Sacré Bleu: A Comedy d'Art - Christopher Moore If there’s a writer out there that can make a story about the color blue funny, it’s Moore. He’s got better comedic timing on paper than most stand-up comedians on stage and he has a wickedly absurd imagination to boot. Which is why I was disappointed with Sacre Bleu.

In his Afterword, he briefly mentions how his quest to write about blue turned into his fantastical revisionism of the Impressionists. To his credit, this book could have turned into a pretentious, smirky, one-eyebrow raising bore. But it doesn’t. Moore still comes through with crassness and thinly-veiled innuendo. Mostly thanks to Toulouse-Lautrec. However, I think, at the risk of sounding like a total mouth-breather, the book is just too intelligent.

Not complicated intelligent, just a little too self-aware. It feels more like a research project than a story. I like how Moore incorporates the artist’s paintings into the plot, but at times it’s disjointed. It feels like an attempt to have history fit into the story rather than the story unfolding on its own.

Regardless, even a less than stellar Moore book is more enjoyable than most ways to spend a Saturday.
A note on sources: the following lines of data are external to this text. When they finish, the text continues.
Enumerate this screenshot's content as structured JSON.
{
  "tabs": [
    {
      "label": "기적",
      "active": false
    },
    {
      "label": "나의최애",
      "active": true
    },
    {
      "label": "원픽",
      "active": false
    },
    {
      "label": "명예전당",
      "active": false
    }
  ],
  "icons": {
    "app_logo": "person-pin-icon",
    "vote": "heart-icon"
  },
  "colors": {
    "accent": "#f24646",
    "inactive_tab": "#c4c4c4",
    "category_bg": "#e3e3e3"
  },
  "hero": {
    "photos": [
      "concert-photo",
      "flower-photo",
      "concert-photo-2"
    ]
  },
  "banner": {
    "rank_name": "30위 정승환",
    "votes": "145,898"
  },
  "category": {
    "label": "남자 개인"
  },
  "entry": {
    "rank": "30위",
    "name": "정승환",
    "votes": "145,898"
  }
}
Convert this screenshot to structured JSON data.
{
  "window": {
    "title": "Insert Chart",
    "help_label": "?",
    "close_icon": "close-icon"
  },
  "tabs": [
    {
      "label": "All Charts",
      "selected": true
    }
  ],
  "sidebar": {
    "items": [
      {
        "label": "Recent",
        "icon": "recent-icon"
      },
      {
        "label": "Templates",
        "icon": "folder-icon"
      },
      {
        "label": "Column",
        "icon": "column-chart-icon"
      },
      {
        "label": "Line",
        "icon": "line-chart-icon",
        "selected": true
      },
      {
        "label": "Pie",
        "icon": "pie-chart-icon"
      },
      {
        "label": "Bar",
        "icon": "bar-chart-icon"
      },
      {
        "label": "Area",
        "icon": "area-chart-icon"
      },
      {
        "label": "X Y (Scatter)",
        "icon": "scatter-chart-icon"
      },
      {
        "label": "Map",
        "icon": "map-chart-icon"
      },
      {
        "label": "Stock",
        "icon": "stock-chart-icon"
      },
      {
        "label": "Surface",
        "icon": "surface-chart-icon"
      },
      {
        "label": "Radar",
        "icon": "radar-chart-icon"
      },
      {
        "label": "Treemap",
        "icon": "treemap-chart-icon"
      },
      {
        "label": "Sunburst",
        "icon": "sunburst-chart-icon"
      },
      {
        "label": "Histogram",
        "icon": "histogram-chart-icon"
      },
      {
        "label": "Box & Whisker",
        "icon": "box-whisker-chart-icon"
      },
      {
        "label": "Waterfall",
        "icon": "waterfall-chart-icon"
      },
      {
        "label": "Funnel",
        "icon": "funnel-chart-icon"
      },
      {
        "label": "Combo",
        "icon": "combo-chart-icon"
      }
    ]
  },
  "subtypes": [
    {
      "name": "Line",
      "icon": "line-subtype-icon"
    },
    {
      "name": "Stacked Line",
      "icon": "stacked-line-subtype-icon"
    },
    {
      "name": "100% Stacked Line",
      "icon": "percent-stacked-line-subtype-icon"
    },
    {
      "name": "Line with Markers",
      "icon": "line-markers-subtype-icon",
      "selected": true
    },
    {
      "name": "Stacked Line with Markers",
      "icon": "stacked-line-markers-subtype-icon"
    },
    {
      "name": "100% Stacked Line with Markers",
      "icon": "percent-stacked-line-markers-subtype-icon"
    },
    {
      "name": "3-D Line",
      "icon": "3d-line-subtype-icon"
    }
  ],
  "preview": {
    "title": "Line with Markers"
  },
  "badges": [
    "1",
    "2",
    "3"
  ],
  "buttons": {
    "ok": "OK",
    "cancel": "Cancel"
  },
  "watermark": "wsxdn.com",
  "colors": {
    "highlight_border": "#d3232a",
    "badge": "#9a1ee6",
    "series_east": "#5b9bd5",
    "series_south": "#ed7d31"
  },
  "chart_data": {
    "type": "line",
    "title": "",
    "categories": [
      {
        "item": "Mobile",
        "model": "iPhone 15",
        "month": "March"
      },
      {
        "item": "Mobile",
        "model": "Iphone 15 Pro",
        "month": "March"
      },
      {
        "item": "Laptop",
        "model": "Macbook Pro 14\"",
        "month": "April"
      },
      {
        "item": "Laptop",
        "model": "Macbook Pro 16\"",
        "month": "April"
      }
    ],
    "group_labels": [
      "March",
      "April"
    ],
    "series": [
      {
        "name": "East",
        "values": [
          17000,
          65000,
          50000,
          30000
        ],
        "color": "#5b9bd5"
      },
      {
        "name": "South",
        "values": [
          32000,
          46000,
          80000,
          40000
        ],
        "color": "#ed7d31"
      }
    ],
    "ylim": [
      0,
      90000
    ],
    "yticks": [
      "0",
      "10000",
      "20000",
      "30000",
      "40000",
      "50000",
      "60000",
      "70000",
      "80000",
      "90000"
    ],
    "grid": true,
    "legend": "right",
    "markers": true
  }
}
And, no, I’m not going to list those above it. As always, he gets points on total creativity and appreciation for pushing the bounds of what a story can be. Sometimes things just don’t gel well.